Suffolk Chemistry Major Catches a WAVE
Last spring, Breno Silva, Class of 2022, was urged by Suffolk Chemistry and Biochemistry Professor Denyce Wicht to get out of the classroom — and even away from the East Coast — for the summer.
She saw an opportunity for one of her hardest-working students to apply for the prestigious WAVE Fellows Program at the California Institute of Technology, an initiative that aims to foster diversity by increasing the participation of underrepresented students in science and engineering Ph.D. programs.
Wicht’s advocacy for career readiness is nothing new to her students, in fact she is “always looking to help students with opportunities like this,” says Silva. “I was excited right away … I knew it would be good for my growth as a scientist.”
He was overjoyed to be accepted, and during his stay in Pasadena this summer, Silva conducted research in the lab of Professor Ryan Hadt at Caltech’s Division of Chemistry and Chemical Engineering. Their research focused on nickel-based compounds that act as catalysts to make new molecules, which have promising benefits in the industrial, medical, and pharmaceutical fields.
Silva describes his WAVE Fellows participation as “one of the highlights of my college experience.” “This program was very rewarding, helped me to grow, and do something that I love,” he says. “It also allowed me to meet a lot of people that shared the same interests as me.”
Silva also had a chance to work alongside many graduate students in Prof. Hadt’s office, and said it has been a boon to his senior year as an undergraduate. “I learned a lot of skills that are helping me now in the research I’m doing at Suffolk,” he says.
Back on campus and thriving

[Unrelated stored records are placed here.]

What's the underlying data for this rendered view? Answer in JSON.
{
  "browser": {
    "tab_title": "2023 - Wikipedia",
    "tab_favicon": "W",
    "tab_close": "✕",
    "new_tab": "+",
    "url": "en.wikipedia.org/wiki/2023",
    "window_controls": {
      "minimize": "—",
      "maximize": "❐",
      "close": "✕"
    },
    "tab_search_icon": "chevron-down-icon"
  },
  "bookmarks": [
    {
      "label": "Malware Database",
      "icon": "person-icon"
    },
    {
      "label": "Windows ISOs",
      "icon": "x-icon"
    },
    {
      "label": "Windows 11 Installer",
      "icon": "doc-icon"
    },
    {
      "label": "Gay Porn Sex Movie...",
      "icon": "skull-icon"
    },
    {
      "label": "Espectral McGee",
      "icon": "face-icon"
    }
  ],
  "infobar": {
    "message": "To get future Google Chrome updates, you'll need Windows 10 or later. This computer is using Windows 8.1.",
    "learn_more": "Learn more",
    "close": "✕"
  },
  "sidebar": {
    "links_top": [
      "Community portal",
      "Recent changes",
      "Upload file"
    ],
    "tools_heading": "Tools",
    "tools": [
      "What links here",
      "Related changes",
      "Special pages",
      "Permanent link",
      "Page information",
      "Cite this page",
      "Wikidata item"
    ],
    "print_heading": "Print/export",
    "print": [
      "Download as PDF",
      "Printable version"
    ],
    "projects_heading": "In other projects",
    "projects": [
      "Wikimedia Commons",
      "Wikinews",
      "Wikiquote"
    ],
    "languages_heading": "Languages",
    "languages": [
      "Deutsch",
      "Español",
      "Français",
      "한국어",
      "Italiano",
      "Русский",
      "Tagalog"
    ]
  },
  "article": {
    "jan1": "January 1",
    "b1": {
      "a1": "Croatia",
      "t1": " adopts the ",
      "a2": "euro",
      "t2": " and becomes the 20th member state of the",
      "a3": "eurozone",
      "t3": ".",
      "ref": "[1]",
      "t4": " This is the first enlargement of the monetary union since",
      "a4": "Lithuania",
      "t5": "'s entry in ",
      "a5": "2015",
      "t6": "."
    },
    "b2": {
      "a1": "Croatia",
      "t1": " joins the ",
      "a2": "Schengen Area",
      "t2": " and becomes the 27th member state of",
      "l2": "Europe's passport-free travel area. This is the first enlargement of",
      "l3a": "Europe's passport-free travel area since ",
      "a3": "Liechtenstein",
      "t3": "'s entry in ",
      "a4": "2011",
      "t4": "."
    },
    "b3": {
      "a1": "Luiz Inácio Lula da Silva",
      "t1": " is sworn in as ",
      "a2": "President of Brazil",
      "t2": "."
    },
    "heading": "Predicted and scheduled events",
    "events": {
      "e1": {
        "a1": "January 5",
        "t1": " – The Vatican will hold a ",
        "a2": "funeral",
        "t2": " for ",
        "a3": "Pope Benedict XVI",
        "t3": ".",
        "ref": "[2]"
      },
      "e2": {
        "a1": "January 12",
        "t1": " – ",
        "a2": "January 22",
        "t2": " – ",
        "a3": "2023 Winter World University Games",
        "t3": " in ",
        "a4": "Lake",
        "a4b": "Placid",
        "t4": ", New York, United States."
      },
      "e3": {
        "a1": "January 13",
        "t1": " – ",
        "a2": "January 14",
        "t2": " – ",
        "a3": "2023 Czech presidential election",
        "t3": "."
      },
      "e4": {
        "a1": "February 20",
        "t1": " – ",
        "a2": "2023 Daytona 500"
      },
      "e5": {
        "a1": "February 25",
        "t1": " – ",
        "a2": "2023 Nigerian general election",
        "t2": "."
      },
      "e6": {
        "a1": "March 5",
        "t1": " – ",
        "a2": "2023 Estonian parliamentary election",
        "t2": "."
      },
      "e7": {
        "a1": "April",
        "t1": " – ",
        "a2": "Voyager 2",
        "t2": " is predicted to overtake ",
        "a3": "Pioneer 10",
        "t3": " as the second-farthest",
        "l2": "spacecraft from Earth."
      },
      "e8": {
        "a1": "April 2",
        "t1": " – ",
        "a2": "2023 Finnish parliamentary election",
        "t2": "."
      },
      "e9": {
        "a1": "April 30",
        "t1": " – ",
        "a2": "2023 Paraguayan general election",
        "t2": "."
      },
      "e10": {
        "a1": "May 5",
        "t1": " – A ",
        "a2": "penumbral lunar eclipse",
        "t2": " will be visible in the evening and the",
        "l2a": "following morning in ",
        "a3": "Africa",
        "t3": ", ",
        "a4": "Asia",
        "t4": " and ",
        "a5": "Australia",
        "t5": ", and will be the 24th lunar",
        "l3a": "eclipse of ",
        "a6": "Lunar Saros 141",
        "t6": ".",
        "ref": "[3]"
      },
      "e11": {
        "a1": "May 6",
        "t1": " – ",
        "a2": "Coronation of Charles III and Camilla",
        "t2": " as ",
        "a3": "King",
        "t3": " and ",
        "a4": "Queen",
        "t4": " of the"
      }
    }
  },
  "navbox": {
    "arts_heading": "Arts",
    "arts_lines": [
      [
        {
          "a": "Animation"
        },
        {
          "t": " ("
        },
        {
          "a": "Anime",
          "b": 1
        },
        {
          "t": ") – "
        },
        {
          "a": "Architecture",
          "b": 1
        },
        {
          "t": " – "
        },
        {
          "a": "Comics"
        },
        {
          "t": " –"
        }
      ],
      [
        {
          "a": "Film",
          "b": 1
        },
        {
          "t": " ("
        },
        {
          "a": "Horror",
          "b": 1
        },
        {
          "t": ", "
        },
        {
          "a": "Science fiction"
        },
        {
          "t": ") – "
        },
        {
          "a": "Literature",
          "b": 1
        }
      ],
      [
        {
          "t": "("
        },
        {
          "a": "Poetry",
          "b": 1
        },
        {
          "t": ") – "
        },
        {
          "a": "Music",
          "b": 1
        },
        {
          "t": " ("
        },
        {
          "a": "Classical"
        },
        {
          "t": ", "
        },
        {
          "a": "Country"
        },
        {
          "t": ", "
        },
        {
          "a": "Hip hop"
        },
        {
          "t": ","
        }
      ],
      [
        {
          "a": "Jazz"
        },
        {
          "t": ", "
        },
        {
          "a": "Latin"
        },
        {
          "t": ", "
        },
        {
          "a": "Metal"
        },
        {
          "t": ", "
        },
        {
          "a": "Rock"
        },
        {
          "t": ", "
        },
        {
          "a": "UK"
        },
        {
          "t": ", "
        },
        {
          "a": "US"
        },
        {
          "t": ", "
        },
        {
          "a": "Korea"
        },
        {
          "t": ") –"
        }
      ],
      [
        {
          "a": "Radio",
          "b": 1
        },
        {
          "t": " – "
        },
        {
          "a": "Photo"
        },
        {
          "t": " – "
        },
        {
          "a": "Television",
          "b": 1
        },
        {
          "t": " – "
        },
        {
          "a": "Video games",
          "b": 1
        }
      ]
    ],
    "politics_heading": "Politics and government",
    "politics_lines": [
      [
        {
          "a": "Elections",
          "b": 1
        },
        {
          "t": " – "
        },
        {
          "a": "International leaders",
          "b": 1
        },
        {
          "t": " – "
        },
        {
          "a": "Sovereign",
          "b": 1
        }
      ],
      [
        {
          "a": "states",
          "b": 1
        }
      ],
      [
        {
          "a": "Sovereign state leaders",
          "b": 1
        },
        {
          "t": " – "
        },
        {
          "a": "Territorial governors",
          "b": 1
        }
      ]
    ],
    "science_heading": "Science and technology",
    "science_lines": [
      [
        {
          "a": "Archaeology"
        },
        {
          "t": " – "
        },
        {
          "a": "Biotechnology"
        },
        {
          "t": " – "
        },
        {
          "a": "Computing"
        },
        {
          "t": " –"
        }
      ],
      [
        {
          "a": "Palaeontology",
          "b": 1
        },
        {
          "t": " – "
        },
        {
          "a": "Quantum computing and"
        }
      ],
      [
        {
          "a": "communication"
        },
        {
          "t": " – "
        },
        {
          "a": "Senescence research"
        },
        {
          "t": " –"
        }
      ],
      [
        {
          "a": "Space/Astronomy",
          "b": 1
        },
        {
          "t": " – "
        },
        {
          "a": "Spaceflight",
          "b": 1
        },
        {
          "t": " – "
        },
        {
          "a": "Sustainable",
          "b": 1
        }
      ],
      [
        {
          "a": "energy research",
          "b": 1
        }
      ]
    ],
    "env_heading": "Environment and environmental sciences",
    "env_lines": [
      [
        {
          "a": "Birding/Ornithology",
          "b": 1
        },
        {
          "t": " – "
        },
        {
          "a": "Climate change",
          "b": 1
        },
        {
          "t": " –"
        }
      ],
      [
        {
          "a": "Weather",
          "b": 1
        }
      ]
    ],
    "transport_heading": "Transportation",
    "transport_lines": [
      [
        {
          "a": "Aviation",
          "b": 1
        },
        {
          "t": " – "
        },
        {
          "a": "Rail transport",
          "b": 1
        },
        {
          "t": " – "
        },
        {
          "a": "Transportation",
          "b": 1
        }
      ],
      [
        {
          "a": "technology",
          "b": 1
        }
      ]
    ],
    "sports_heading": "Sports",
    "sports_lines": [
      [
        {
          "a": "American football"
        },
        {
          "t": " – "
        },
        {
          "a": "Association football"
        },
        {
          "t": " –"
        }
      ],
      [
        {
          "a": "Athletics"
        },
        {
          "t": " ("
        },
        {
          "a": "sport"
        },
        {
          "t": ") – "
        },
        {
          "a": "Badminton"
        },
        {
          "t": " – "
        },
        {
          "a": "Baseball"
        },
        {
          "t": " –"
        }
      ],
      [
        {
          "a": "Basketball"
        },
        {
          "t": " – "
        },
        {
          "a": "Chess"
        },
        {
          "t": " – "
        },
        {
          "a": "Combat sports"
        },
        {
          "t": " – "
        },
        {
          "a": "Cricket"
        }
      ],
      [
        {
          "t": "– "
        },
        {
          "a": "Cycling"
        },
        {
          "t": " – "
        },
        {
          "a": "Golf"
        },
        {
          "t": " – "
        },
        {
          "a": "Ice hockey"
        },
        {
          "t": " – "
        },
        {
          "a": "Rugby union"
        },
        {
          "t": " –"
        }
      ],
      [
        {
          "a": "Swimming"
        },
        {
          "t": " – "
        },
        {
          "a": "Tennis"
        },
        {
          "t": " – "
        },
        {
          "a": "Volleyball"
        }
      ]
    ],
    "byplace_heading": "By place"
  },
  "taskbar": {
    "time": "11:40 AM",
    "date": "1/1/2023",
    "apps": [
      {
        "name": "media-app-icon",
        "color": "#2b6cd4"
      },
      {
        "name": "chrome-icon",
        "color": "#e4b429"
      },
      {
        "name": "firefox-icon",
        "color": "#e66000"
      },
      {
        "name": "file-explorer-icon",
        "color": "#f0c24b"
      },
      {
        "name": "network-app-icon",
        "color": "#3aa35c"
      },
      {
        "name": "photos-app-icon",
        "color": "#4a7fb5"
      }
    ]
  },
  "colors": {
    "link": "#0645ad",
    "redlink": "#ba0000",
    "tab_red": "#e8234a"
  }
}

Silva has hopes of continuing his studies in graduate school, with a long-term goal to do research focused on environmental science and inorganic chemistry. “I want to contribute knowledge that will make the world a better place,” he says.
Currently Silva is thriving in his senior year at Suffolk, where he is treasurer of the University’s chapter of the American Chemical Society, a national organization. In addition, he is a peer tutor in three disciplines — chemistry, math, and writing — and a tutor mentor for the Center for Learning & Academic Success.
He is also a McNair Scholar. Founded in memory of the late Challenger astronaut and laser physicist Dr. Ronald E. McNair, the McNair Scholars Program helps first-generation and low-income students overcome the educational, financial, and social barriers that can make graduate school seem like an unattainable goal.
To cap off his senior year in the lab, Silva is working on a research project with his Suffolk mentor, Professor Wicht, examining how soil bacteria enzymatically produce inorganic sulfur to synthesize biomolecules that are necessary for life.
“Breno is mature, professional, and well-organized; characteristics consistent with a high-functioning experimental scientist,” said Wicht. “The peer review process is what moves science forward, and Breno has a unique ability to process feedback and use it to redesign his experimental approach in order to strengthen his chemical conclusions.”
“These have been the most rewarding and unforgettable years of my life,” says Silva. “I am very grateful for all the opportunities made possible through Suffolk and for its crucial role in my professional and personal growth.”